• YOUR TASK: Print all records exactly, pictures left out.

┄┄┄┄┄┄┄┄┄┄

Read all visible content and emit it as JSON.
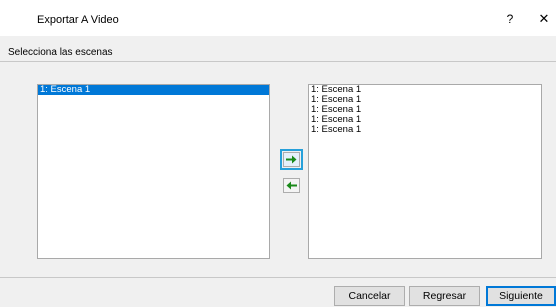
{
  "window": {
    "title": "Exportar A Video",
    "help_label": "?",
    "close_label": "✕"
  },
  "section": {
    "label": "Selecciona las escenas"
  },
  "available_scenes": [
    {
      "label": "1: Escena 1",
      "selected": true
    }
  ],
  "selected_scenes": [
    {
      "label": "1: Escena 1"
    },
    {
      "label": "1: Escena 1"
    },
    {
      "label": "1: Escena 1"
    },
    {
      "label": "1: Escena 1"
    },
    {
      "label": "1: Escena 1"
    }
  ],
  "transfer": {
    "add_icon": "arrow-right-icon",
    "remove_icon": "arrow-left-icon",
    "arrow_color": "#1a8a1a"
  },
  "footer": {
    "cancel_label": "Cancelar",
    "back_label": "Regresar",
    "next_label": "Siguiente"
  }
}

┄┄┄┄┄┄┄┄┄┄

• EXERCISE RESULT:
Read all visible content and emit it as JSON.
{
  "window": {
    "title": "Exportar A Video",
    "help_label": "?",
    "close_label": "✕"
  },
  "section": {
    "label": "Selecciona las escenas"
  },
  "available_scenes": [
    {
      "label": "1: Escena 1",
      "selected": true
    }
  ],
  "selected_scenes": [
    {
      "label": "1: Escena 1"
    },
    {
      "label": "1: Escena 1"
    },
    {
      "label": "1: Escena 1"
    },
    {
      "label": "1: Escena 1"
    },
    {
      "label": "1: Escena 1"
    }
  ],
  "transfer": {
    "add_icon": "arrow-right-icon",
    "remove_icon": "arrow-left-icon",
    "arrow_color": "#1a8a1a"
  },
  "footer": {
    "cancel_label": "Cancelar",
    "back_label": "Regresar",
    "next_label": "Siguiente"
  }
}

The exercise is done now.